[Web page and app entries]
◆ ◆ ◆ ◆ ◆ ◆ ◆
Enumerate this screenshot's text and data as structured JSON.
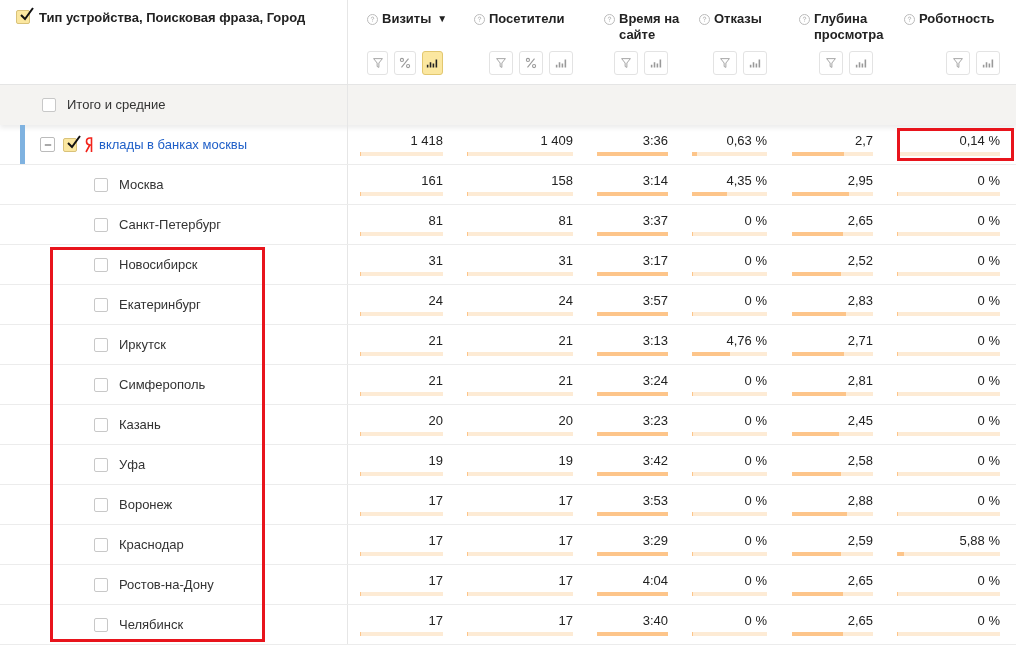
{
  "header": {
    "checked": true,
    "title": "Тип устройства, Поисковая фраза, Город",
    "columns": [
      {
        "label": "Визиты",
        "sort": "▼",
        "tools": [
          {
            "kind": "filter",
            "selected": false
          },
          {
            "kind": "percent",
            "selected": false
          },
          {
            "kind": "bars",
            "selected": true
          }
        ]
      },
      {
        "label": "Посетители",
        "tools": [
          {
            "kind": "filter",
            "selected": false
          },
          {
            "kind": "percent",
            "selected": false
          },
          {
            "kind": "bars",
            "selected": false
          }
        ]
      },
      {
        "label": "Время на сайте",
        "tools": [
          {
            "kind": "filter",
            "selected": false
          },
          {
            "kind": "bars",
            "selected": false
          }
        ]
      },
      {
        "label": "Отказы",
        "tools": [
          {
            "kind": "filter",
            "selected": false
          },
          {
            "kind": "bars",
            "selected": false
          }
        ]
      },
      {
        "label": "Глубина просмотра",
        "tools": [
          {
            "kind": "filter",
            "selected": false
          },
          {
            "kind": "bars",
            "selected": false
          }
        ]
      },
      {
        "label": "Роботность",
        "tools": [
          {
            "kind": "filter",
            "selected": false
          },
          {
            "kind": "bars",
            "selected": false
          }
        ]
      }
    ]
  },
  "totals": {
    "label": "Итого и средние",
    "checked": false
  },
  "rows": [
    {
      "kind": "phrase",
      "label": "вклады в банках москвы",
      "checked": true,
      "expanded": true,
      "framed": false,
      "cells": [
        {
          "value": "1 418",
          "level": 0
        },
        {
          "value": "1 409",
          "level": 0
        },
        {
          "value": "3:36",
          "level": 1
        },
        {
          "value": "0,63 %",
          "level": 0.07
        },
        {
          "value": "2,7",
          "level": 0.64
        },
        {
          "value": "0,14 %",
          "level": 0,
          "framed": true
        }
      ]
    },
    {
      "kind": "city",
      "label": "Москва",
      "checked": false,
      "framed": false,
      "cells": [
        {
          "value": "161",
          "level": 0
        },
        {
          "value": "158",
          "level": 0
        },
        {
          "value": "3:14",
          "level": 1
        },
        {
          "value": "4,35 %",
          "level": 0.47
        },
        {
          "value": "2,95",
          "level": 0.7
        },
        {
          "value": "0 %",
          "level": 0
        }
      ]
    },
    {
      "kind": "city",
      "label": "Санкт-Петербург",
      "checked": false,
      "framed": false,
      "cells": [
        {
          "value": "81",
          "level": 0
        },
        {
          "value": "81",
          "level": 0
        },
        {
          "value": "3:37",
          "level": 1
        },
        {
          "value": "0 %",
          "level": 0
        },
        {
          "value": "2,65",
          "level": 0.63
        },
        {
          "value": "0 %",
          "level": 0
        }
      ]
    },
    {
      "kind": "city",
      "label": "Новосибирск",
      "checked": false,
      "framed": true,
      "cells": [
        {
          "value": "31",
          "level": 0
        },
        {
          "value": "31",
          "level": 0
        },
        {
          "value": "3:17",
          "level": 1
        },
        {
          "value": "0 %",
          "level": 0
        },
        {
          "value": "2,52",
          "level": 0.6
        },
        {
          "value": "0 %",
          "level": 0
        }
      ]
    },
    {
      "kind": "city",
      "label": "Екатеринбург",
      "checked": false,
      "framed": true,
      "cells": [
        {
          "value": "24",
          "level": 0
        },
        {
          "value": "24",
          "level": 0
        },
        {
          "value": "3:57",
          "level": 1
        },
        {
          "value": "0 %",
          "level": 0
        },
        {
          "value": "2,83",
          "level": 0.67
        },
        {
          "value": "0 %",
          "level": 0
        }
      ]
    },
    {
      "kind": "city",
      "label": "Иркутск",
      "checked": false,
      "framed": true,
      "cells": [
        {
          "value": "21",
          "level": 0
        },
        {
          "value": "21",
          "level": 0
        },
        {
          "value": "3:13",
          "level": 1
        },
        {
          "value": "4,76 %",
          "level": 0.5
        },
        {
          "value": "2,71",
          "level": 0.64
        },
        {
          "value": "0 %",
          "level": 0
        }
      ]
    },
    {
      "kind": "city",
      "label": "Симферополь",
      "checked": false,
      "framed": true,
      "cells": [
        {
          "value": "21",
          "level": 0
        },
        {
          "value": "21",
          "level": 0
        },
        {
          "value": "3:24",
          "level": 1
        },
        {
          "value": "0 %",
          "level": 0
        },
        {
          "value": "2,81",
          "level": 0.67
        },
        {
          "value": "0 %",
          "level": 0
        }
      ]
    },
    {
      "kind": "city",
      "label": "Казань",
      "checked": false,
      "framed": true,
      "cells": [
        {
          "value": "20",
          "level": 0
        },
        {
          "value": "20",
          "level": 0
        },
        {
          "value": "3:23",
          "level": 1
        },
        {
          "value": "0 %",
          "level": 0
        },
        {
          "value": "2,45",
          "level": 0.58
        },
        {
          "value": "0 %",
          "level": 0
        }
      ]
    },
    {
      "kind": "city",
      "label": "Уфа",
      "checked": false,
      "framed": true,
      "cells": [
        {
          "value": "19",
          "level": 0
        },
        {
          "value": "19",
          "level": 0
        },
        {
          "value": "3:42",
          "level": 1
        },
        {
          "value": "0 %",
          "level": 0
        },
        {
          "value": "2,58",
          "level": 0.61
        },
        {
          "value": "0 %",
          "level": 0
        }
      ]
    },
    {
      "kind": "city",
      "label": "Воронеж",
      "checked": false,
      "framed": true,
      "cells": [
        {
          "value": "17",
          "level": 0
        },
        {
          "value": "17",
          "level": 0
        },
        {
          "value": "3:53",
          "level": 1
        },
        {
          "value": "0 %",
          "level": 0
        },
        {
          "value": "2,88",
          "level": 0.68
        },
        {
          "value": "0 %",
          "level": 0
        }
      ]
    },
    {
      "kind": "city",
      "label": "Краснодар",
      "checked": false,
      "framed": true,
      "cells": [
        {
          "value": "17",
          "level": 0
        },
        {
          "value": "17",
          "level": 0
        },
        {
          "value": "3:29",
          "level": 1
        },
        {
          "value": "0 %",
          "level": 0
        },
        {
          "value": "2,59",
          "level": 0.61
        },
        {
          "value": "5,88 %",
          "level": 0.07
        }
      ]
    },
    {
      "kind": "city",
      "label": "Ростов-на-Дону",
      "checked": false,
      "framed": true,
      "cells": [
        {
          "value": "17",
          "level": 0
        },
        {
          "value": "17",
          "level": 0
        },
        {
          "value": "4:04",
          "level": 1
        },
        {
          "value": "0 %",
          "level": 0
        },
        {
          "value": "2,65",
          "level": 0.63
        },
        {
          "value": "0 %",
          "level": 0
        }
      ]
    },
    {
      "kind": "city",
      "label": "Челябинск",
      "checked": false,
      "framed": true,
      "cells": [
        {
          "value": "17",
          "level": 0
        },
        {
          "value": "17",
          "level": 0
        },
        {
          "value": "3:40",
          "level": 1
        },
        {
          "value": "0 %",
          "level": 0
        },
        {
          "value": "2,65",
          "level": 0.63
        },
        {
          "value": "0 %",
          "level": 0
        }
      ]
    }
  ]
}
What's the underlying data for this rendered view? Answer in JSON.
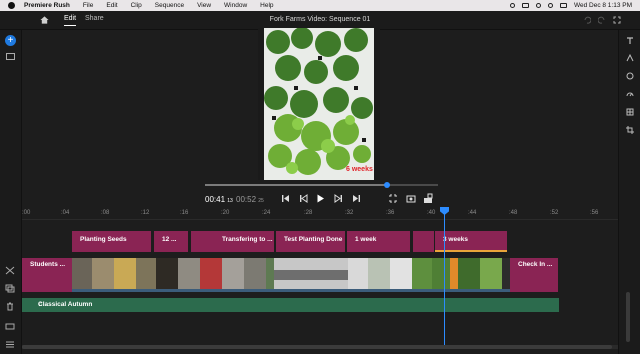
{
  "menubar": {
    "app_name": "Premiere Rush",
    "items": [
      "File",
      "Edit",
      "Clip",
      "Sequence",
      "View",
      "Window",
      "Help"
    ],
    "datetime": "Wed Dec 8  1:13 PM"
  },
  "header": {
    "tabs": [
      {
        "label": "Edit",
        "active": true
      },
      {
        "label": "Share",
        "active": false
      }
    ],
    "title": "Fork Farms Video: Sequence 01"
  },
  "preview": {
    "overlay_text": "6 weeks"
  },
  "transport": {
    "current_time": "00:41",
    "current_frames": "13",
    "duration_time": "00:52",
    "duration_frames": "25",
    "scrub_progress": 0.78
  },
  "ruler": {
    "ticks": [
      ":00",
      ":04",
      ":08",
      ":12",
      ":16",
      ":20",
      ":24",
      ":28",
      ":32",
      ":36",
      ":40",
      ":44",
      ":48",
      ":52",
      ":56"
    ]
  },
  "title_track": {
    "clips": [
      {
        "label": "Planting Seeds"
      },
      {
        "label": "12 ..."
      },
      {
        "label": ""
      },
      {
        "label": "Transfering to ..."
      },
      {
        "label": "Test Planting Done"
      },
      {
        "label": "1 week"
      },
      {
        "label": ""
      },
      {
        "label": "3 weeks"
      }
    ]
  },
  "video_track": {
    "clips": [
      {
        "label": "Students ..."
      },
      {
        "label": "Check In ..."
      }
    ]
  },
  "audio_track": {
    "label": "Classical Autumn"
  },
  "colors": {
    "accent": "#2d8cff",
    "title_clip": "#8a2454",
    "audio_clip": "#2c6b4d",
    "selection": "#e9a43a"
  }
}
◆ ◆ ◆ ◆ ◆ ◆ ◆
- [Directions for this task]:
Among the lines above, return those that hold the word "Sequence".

- [Result of this task]:
      "Sequence",
    "title": "Fork Farms Video: Sequence 01"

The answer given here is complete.